** Opening Records shown block **

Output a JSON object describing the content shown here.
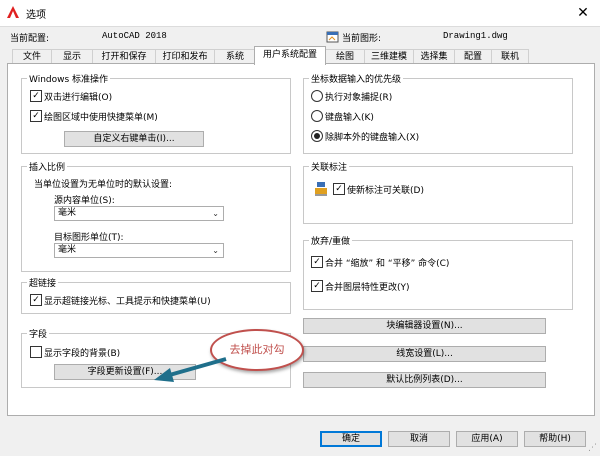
{
  "window": {
    "title": "选项",
    "close_label": "✕"
  },
  "profile": {
    "current_profile_label": "当前配置:",
    "current_profile_value": "AutoCAD 2018",
    "current_drawing_label": "当前图形:",
    "current_drawing_value": "Drawing1.dwg"
  },
  "tabs": [
    {
      "label": "文件"
    },
    {
      "label": "显示"
    },
    {
      "label": "打开和保存"
    },
    {
      "label": "打印和发布"
    },
    {
      "label": "系统"
    },
    {
      "label": "用户系统配置",
      "active": true
    },
    {
      "label": "绘图"
    },
    {
      "label": "三维建模"
    },
    {
      "label": "选择集"
    },
    {
      "label": "配置"
    },
    {
      "label": "联机"
    }
  ],
  "windows_std": {
    "title": "Windows 标准操作",
    "double_click_edit": {
      "label": "双击进行编辑(O)",
      "checked": true
    },
    "shortcut_menus": {
      "label": "绘图区域中使用快捷菜单(M)",
      "checked": true
    },
    "custom_right_click_button": "自定义右键单击(I)..."
  },
  "insertion_scale": {
    "title": "插入比例",
    "description": "当单位设置为无单位时的默认设置:",
    "source_label": "源内容单位(S):",
    "source_value": "毫米",
    "target_label": "目标图形单位(T):",
    "target_value": "毫米"
  },
  "hyperlink": {
    "title": "超链接",
    "show_cursor": {
      "label": "显示超链接光标、工具提示和快捷菜单(U)",
      "checked": true
    }
  },
  "fields": {
    "title": "字段",
    "show_background": {
      "label": "显示字段的背景(B)",
      "checked": false
    },
    "update_settings_button": "字段更新设置(F)..."
  },
  "coord_priority": {
    "title": "坐标数据输入的优先级",
    "options": [
      {
        "label": "执行对象捕捉(R)",
        "selected": false
      },
      {
        "label": "键盘输入(K)",
        "selected": false
      },
      {
        "label": "除脚本外的键盘输入(X)",
        "selected": true
      }
    ]
  },
  "assoc_dim": {
    "title": "关联标注",
    "make_new_assoc": {
      "label": "使新标注可关联(D)",
      "checked": true
    }
  },
  "undo_redo": {
    "title": "放弃/重做",
    "combine_zoom_pan": {
      "label": "合并 “缩放” 和 “平移” 命令(C)",
      "checked": true
    },
    "combine_layer_prop": {
      "label": "合并图层特性更改(Y)",
      "checked": true
    }
  },
  "right_buttons": {
    "block_editor": "块编辑器设置(N)...",
    "lineweight": "线宽设置(L)...",
    "default_scale_list": "默认比例列表(D)..."
  },
  "annotation": {
    "text": "去掉此对勾",
    "color": "#c0504d",
    "arrow_color": "#1f6f8b"
  },
  "footer": {
    "ok": "确定",
    "cancel": "取消",
    "apply": "应用(A)",
    "help": "帮助(H)"
  },
  "colors": {
    "accent": "#0078d7",
    "app_icon": "#e02020"
  }
}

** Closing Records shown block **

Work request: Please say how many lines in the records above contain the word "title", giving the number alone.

Answer to this task: 8